Following our assessment, we have identified the following material topics for our 2021/2022 reporting:

Table 2: Material topics


Topics 2020/2021

Topics 2021/2022

1.     Quality

-    Quality of services

-    Quality of services

-    Client satisfaction / NPS

-    Privacy

-    Credibility / Trust

-    Data security

-    Privacy


-    Data security


-    Reviews by supervisory authorities


2.     Ethics

-    Ethical standards

-    Ethics & integrity

-    Integrity

-    Anti-corruption

-    Anti-corruption


3.     Talent

-    Career development

-    Employee value proposition

-    Inclusion & Diversity

-    Inclusion and diversity

-    Training & education

-    Learning and development

-    Vitality

-    Wellbeing

4.     Innovation

-    Technology enabled solutions

-    Innovation

5.     Impact on society

-    Social impact

-    Climate & CO2 emissions

-    Sustainable Development Goals

-    Social impact (a.o. DIF)

-    Environmental sustainability

-    Sustainable procurement

-    Contribution to societal challenges


6.     Economic performance

-    Profitable growth

-    none

-    International cooperation

-    Cost effectiveness

Compared to our previous IAR, we no longer separately report on Client satisfaction / NPS, Credibility / Trust, Reviews by supervisory authorities, Profitable growth, International cooperation, and Contribution to societal challenges, as they are an integral part of our strategy and are as such reported in our strategy section. Cost effectiveness and Sustainable Development Goals do not meet the impact criteria. However, we do use the SDGs to explain our value creation in the context of our strategy execution. To align the wording of our material topics with our internal programmes, we have renamed the following topics: 'Training & education' to 'Learning and development', 'Career development' to 'Employee value proposition', 'Vitality' to 'Wellbeing', and ‘Environmental sustainability’ to ‘Climate & CO2 emissions’.

1.3 Reporting boundaries

There is an overlap of topics and related opportunities noted by our internal and external stakeholders. Most of these topics relate to our internal organisation. For this reason, our reporting on these topics is limited to our performance within our direct sphere of influence, unless indicated otherwise (for example, where we discuss our value creation in a broader context).

1.4 Reliability and completeness

We have collected the relevant performance data from our business information systems as supported by our internal control and monitoring systems, and from suppliers and other sources. This is centrally recorded and thereafter reviewed by our Finance & Control department. We have engaged our independent external auditor, BDO Audit & Assurance B.V., to provide reasonable assurance on both the financial and the non-financial information on the PDF version of this report. The combined independent auditor’s and assurance report of BDO Audit & Assurance B.V. can be found in Annex 4 of the PDF.

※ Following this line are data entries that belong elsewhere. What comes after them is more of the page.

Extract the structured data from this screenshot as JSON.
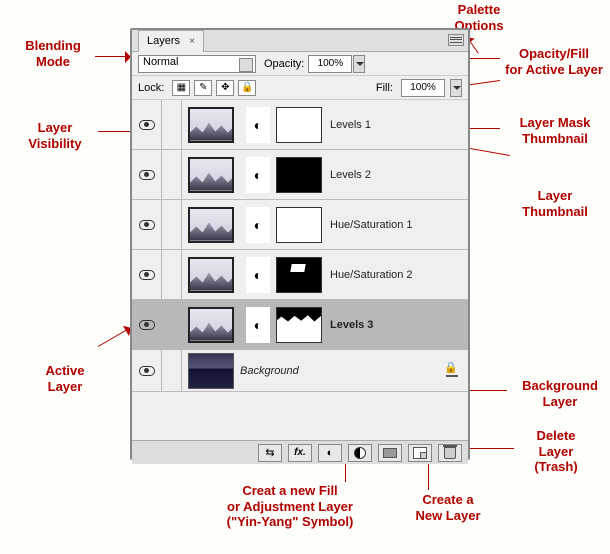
{
  "panel": {
    "tab_label": "Layers",
    "opacity_label": "Opacity:",
    "opacity_value": "100%",
    "fill_label": "Fill:",
    "fill_value": "100%",
    "lock_label": "Lock:",
    "blend_mode": "Normal"
  },
  "layers": [
    {
      "name": "Levels 1",
      "mask": "white",
      "active": false
    },
    {
      "name": "Levels 2",
      "mask": "black",
      "active": false
    },
    {
      "name": "Hue/Saturation 1",
      "mask": "white",
      "active": false
    },
    {
      "name": "Hue/Saturation 2",
      "mask": "mixed",
      "active": false
    },
    {
      "name": "Levels 3",
      "mask": "torn",
      "active": true
    },
    {
      "name": "Background",
      "mask": "none",
      "active": false,
      "locked": true,
      "bg": true
    }
  ],
  "annotations": {
    "blending_mode": "Blending\nMode",
    "palette_options": "Palette\nOptions",
    "opacity_fill": "Opacity/Fill\nfor Active Layer",
    "layer_visibility": "Layer\nVisibility",
    "layer_mask_thumb": "Layer Mask\nThumbnail",
    "layer_thumb": "Layer\nThumbnail",
    "active_layer": "Active\nLayer",
    "background_layer": "Background\nLayer",
    "delete_layer": "Delete\nLayer\n(Trash)",
    "create_new_layer": "Create a\nNew Layer",
    "create_fill": "Creat a new Fill\nor Adjustment Layer\n(\"Yin-Yang\" Symbol)"
  }
}
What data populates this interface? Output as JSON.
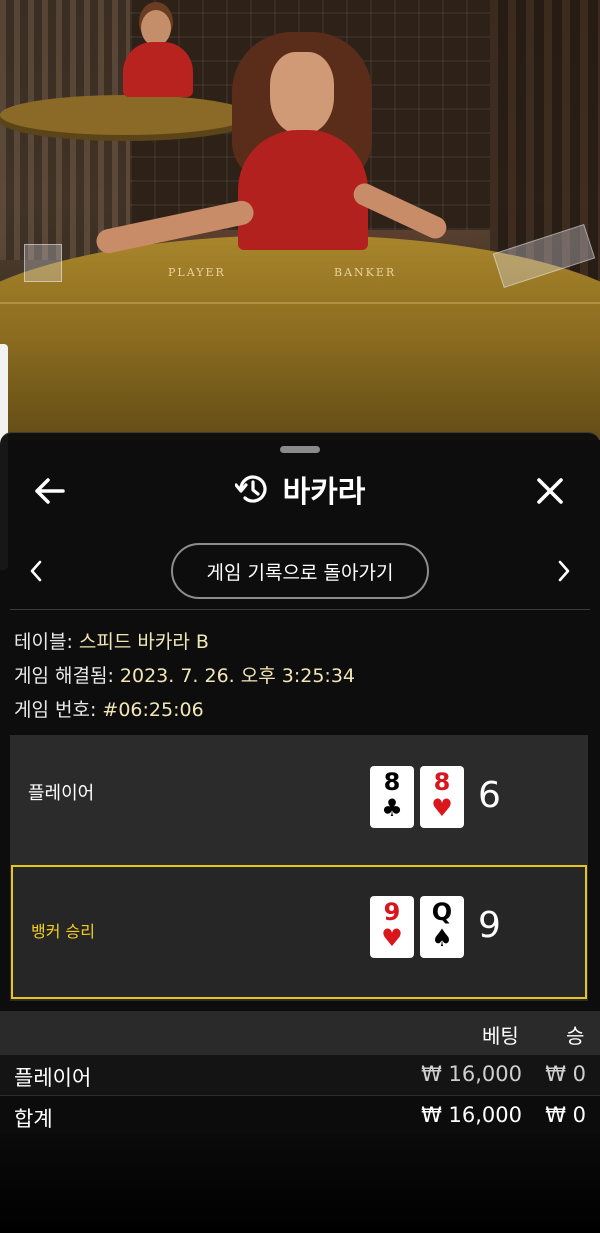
{
  "video": {
    "table_labels": [
      "PLAYER",
      "BANKER"
    ]
  },
  "header": {
    "title": "바카라",
    "back_icon": "arrow-left-icon",
    "history_icon": "history-icon",
    "close_icon": "close-icon"
  },
  "nav": {
    "back_to_history_label": "게임 기록으로 돌아가기",
    "prev_icon": "chevron-left-icon",
    "next_icon": "chevron-right-icon"
  },
  "info": {
    "table_label": "테이블: ",
    "table_value": "스피드 바카라 B",
    "resolved_label": "게임 해결됨: ",
    "resolved_value": "2023. 7. 26. 오후 3:25:34",
    "number_label": "게임 번호: ",
    "number_value": "#06:25:06"
  },
  "results": {
    "player": {
      "label": "플레이어",
      "cards": [
        {
          "rank": "8",
          "suit": "♣",
          "color": "black"
        },
        {
          "rank": "8",
          "suit": "♥",
          "color": "red"
        }
      ],
      "score": "6"
    },
    "banker": {
      "label": "뱅커 승리",
      "cards": [
        {
          "rank": "9",
          "suit": "♥",
          "color": "red"
        },
        {
          "rank": "Q",
          "suit": "♠",
          "color": "black"
        }
      ],
      "score": "9",
      "highlight_color": "#e6c619"
    }
  },
  "bets": {
    "col_bet": "베팅",
    "col_win": "승",
    "rows": [
      {
        "name": "플레이어",
        "bet": "₩ 16,000",
        "win": "₩ 0"
      }
    ],
    "total": {
      "name": "합계",
      "bet": "₩ 16,000",
      "win": "₩ 0"
    }
  }
}
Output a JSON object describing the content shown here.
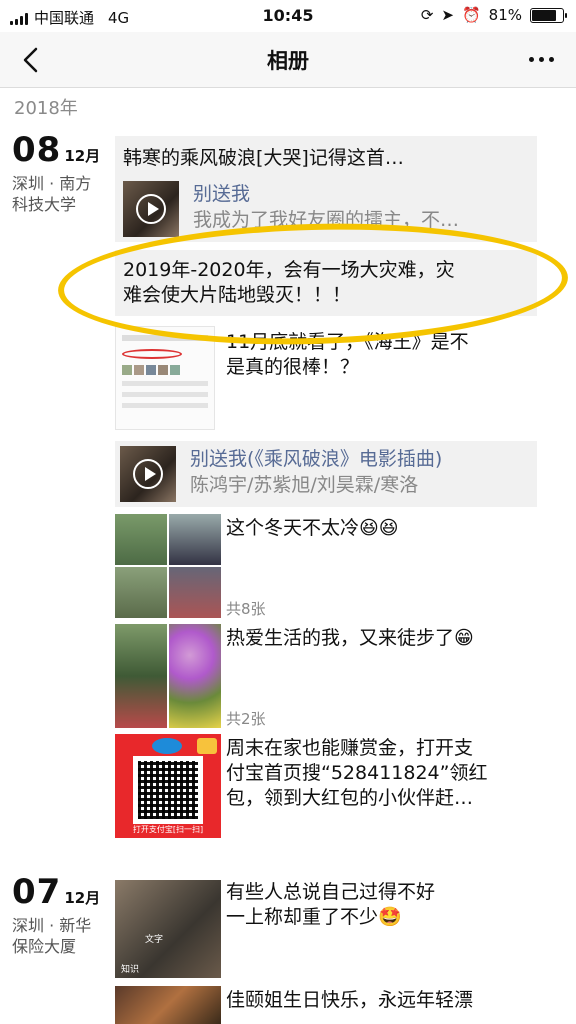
{
  "status": {
    "carrier": "中国联通",
    "network": "4G",
    "time": "10:45",
    "battery_pct": "81%",
    "battery_fraction": 0.81
  },
  "nav": {
    "title": "相册",
    "back_icon": "chevron-left-icon",
    "more_icon": "more-dots-icon"
  },
  "year": "2018年",
  "groups": [
    {
      "day": "08",
      "month": "12月",
      "location_line1": "深圳 · 南方",
      "location_line2": "科技大学"
    },
    {
      "day": "07",
      "month": "12月",
      "location_line1": "深圳 · 新华",
      "location_line2": "保险大厦"
    }
  ],
  "posts": {
    "p1": "韩寒的乘风破浪[大哭]记得这首…",
    "p1_music_title": "别送我",
    "p1_music_sub": "我成为了我好友圈的擂主，不…",
    "p2_line1": "2019年-2020年，会有一场大灾难，灾",
    "p2_line2": "难会使大片陆地毁灭！！！",
    "p3_line1": "11月底就看了，《海王》是不",
    "p3_line2": "是真的很棒！？",
    "p4_title": "别送我(《乘风破浪》电影插曲)",
    "p4_sub": "陈鸿宇/苏紫旭/刘昊霖/寒洛",
    "p5": "这个冬天不太冷😆😆",
    "p5_count": "共8张",
    "p6": "热爱生活的我，又来徒步了😁",
    "p6_count": "共2张",
    "p7_line1": "周末在家也能赚赏金，打开支",
    "p7_line2": "付宝首页搜“528411824”领红",
    "p7_line3": "包，领到大红包的小伙伴赶…",
    "p7_thumb_caption": "打开支付宝[扫一扫]",
    "p8_line1": "有些人总说自己过得不好",
    "p8_line2": "一上称却重了不少🤩",
    "p8_thumb_label1": "文字",
    "p8_thumb_label2": "知识",
    "p9_line1": "佳颐姐生日快乐，永远年轻漂"
  },
  "colors": {
    "link": "#576b95",
    "highlight": "#f5c400",
    "red_packet": "#e8282b"
  }
}
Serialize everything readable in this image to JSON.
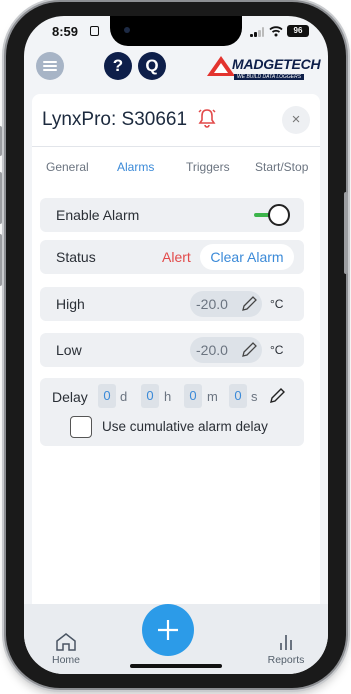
{
  "status_bar": {
    "time": "8:59",
    "battery": "96"
  },
  "header": {
    "help_label": "?",
    "q_label": "Q",
    "logo_text": "MADGETECH",
    "logo_tagline": "WE BUILD DATA LOGGERS",
    "brand_color": "#0e1f4a",
    "logo_accent": "#e3342f"
  },
  "panel": {
    "title": "LynxPro: S30661",
    "close_label": "×",
    "tabs": [
      "General",
      "Alarms",
      "Triggers",
      "Start/Stop"
    ],
    "active_tab": "Alarms"
  },
  "alarms": {
    "enable_label": "Enable Alarm",
    "enable_on": true,
    "status_label": "Status",
    "status_value": "Alert",
    "clear_button": "Clear Alarm",
    "high_label": "High",
    "high_value": "-20.0",
    "low_label": "Low",
    "low_value": "-20.0",
    "unit": "°C",
    "delay_label": "Delay",
    "delay": [
      {
        "value": "0",
        "unit": "d"
      },
      {
        "value": "0",
        "unit": "h"
      },
      {
        "value": "0",
        "unit": "m"
      },
      {
        "value": "0",
        "unit": "s"
      }
    ],
    "cumulative_label": "Use cumulative alarm delay",
    "cumulative_checked": false
  },
  "nav": {
    "home_label": "Home",
    "reports_label": "Reports"
  },
  "colors": {
    "accent": "#3b8ad8",
    "alert": "#e24a4a",
    "toggle_on": "#3cb44a",
    "fab": "#2c9be8"
  }
}
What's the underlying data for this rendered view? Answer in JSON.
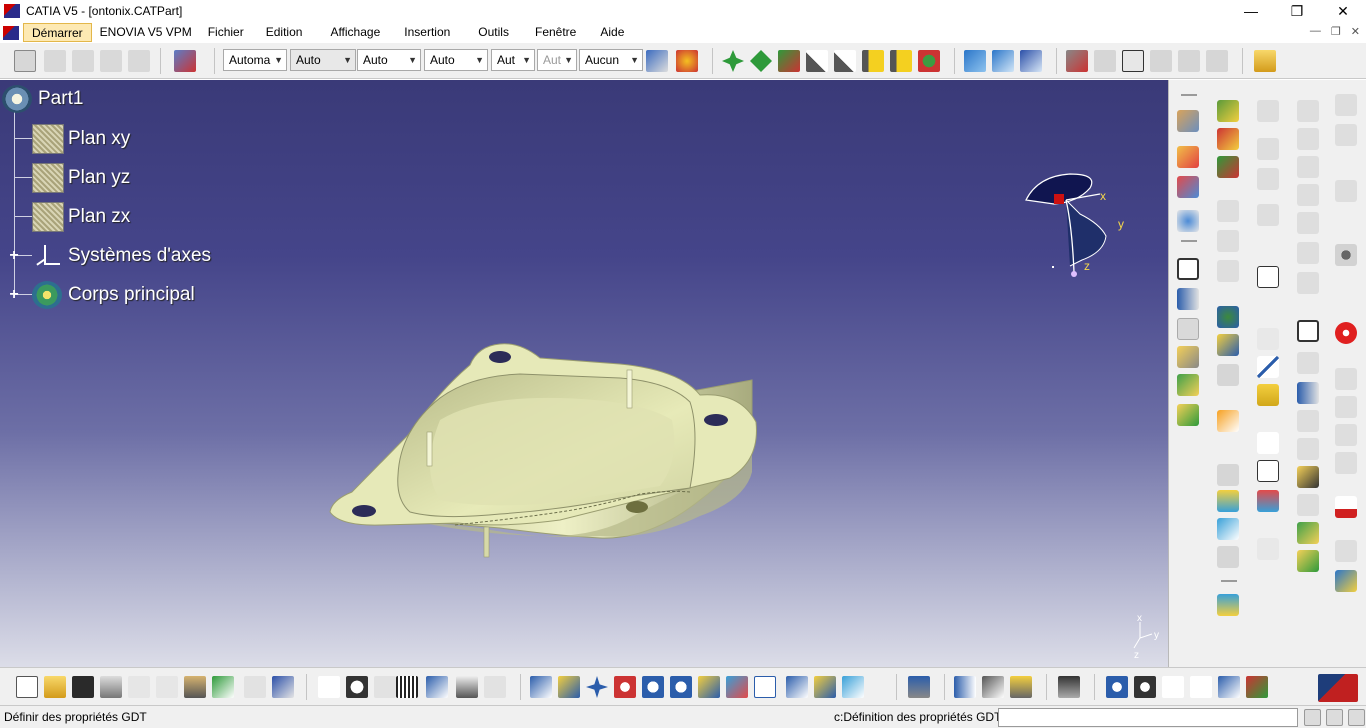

1.5 Reporting process

Central to our approach to reporting is the IAR Project team. This team is headed by our Chief Financial Officer and consists of representatives from Finance & Control and Finance & Accounting, combined with specialists from our Risk Advisory business’s Sustainability Group and supported by Brand and Communication. Content planning and development takes place under the supervision of the Executive Board with internal oversight by Audit & Finance Committee and the the Supervisory Board. The Report is published after approval by the General Meeting.